“All the reviewers—Truffaut, and Godard, and all these people, when they were reviewers on Cahiers Du Cinema, they always treated my films, my Jerry Lewis films and all, as a cartoon. I did a picture with Tom Ewell and Jayne Mansfield, and as far as they were concerned, that was a Tom and Jerry cartoon, and the fact that his name was Tom, and hers was Jerry—which I never thought of—they said, ‘She is the cat, and he is the mouse.’ And they wrote, you know, all this philosophical double-talk.”
But at the same time, in “Tish Tash,” Tashlin’s son Chris insists that his dad spent “the happiest part of his life doing cartoons,” because back then it was all “new and fresh and creative.” Though the overall wackiness of Tashlin’s cartoons was mostly just an attempt to keep up with Tex Avery, veteran animators and scholars are still impressed by how willing he was to accelerate the action by reducing some shots to four or five frames. Eric Goldberg, the director of animation for Looney Tunes: Back In Action, talks in “Tish Tash” about “the clarity of his poses,” which is a good way to think about Tashlin both as a visual stylist and a Hollywood go-getter. Give him even one second of screen-time, and he’d try to fill it with something funny.

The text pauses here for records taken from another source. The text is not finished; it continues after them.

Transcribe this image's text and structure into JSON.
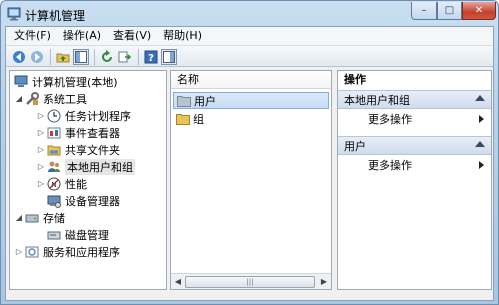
{
  "window": {
    "title": "计算机管理",
    "controls": {
      "minimize": "–",
      "maximize": "□",
      "close": "✕"
    }
  },
  "menu": [
    "文件(F)",
    "操作(A)",
    "查看(V)",
    "帮助(H)"
  ],
  "toolbar": {
    "buttons": [
      "back-icon",
      "forward-icon",
      "up-folder-icon",
      "show-hide-tree-icon",
      "refresh-icon",
      "export-icon",
      "help-icon",
      "show-hide-action-icon"
    ]
  },
  "tree": {
    "root": "计算机管理(本地)",
    "system_tools": "系统工具",
    "task_scheduler": "任务计划程序",
    "event_viewer": "事件查看器",
    "shared_folders": "共享文件夹",
    "local_users_groups": "本地用户和组",
    "performance": "性能",
    "device_manager": "设备管理器",
    "storage": "存储",
    "disk_management": "磁盘管理",
    "services_apps": "服务和应用程序"
  },
  "list": {
    "column_name": "名称",
    "items": [
      "用户",
      "组"
    ],
    "selected_index": 0
  },
  "actions": {
    "header": "操作",
    "sections": [
      {
        "title": "本地用户和组",
        "item": "更多操作"
      },
      {
        "title": "用户",
        "item": "更多操作"
      }
    ]
  },
  "colors": {
    "title_bar": "#b7d0e8",
    "selection": "#c4dbf5",
    "close_button": "#c4412c"
  }
}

This concludes our Movie Of The Week look at Frank Tashlin’s Martin & Lewis comedy Artists And Models. Don’t miss Nathan’s Keynote on the film’s anarchic humor, and Scott and Tasha dueling in the Forum over Jerry Lewis’ humina-humina humor and the film’s stronger points. Next week, our monthlong overview of buddy comedies by the decades jumps into the 1960s with Jack Lemmon and Walter Matthau in The Odd Couple.